Exercise goal — From the first record to the last, write each one out again exactly.

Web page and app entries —
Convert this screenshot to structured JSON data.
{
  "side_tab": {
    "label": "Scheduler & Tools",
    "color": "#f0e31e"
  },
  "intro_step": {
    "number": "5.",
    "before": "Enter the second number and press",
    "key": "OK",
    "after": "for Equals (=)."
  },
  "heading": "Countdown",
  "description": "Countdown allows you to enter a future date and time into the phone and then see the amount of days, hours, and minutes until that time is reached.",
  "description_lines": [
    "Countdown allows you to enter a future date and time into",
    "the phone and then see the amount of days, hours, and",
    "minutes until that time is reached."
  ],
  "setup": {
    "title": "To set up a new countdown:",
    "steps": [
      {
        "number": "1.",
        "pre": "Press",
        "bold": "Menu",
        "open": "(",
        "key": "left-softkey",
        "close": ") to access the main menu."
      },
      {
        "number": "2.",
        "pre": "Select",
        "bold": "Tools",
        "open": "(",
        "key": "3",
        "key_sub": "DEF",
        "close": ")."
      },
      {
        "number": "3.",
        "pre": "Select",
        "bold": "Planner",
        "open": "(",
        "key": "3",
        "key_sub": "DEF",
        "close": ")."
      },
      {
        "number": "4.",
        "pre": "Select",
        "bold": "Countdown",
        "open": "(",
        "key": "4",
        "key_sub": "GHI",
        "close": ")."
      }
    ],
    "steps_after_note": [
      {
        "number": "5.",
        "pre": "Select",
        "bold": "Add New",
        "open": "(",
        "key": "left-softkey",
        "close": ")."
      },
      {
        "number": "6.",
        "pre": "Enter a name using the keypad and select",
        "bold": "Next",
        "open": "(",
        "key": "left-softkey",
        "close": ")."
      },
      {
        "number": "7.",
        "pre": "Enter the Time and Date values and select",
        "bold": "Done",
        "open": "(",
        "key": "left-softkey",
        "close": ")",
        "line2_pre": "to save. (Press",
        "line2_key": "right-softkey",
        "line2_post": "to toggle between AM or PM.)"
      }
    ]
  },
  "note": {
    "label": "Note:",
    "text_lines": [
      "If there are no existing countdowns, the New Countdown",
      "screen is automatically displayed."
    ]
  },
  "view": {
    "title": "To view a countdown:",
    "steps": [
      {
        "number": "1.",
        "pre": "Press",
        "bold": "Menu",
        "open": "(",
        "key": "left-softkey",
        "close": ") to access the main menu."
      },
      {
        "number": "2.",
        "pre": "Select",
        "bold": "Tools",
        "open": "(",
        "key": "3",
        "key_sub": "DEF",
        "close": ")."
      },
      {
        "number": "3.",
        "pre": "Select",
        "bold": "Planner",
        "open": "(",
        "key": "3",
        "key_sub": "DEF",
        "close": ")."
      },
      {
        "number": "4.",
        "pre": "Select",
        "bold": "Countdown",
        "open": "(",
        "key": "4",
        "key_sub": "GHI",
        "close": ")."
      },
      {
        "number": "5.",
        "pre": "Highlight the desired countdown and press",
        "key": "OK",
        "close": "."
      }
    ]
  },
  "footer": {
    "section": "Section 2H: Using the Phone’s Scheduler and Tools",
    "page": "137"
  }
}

Problem solution —
Convert this screenshot to structured JSON data.
{
  "side_tab": {
    "label": "Scheduler & Tools",
    "color": "#f0e31e"
  },
  "intro_step": {
    "number": "5.",
    "before": "Enter the second number and press",
    "key": "OK",
    "after": "for Equals (=)."
  },
  "heading": "Countdown",
  "description": "Countdown allows you to enter a future date and time into the phone and then see the amount of days, hours, and minutes until that time is reached.",
  "description_lines": [
    "Countdown allows you to enter a future date and time into",
    "the phone and then see the amount of days, hours, and",
    "minutes until that time is reached."
  ],
  "setup": {
    "title": "To set up a new countdown:",
    "steps": [
      {
        "number": "1.",
        "pre": "Press",
        "bold": "Menu",
        "open": "(",
        "key": "left-softkey",
        "close": ") to access the main menu."
      },
      {
        "number": "2.",
        "pre": "Select",
        "bold": "Tools",
        "open": "(",
        "key": "3",
        "key_sub": "DEF",
        "close": ")."
      },
      {
        "number": "3.",
        "pre": "Select",
        "bold": "Planner",
        "open": "(",
        "key": "3",
        "key_sub": "DEF",
        "close": ")."
      },
      {
        "number": "4.",
        "pre": "Select",
        "bold": "Countdown",
        "open": "(",
        "key": "4",
        "key_sub": "GHI",
        "close": ")."
      }
    ],
    "steps_after_note": [
      {
        "number": "5.",
        "pre": "Select",
        "bold": "Add New",
        "open": "(",
        "key": "left-softkey",
        "close": ")."
      },
      {
        "number": "6.",
        "pre": "Enter a name using the keypad and select",
        "bold": "Next",
        "open": "(",
        "key": "left-softkey",
        "close": ")."
      },
      {
        "number": "7.",
        "pre": "Enter the Time and Date values and select",
        "bold": "Done",
        "open": "(",
        "key": "left-softkey",
        "close": ")",
        "line2_pre": "to save. (Press",
        "line2_key": "right-softkey",
        "line2_post": "to toggle between AM or PM.)"
      }
    ]
  },
  "note": {
    "label": "Note:",
    "text_lines": [
      "If there are no existing countdowns, the New Countdown",
      "screen is automatically displayed."
    ]
  },
  "view": {
    "title": "To view a countdown:",
    "steps": [
      {
        "number": "1.",
        "pre": "Press",
        "bold": "Menu",
        "open": "(",
        "key": "left-softkey",
        "close": ") to access the main menu."
      },
      {
        "number": "2.",
        "pre": "Select",
        "bold": "Tools",
        "open": "(",
        "key": "3",
        "key_sub": "DEF",
        "close": ")."
      },
      {
        "number": "3.",
        "pre": "Select",
        "bold": "Planner",
        "open": "(",
        "key": "3",
        "key_sub": "DEF",
        "close": ")."
      },
      {
        "number": "4.",
        "pre": "Select",
        "bold": "Countdown",
        "open": "(",
        "key": "4",
        "key_sub": "GHI",
        "close": ")."
      },
      {
        "number": "5.",
        "pre": "Highlight the desired countdown and press",
        "key": "OK",
        "close": "."
      }
    ]
  },
  "footer": {
    "section": "Section 2H: Using the Phone’s Scheduler and Tools",
    "page": "137"
  }
}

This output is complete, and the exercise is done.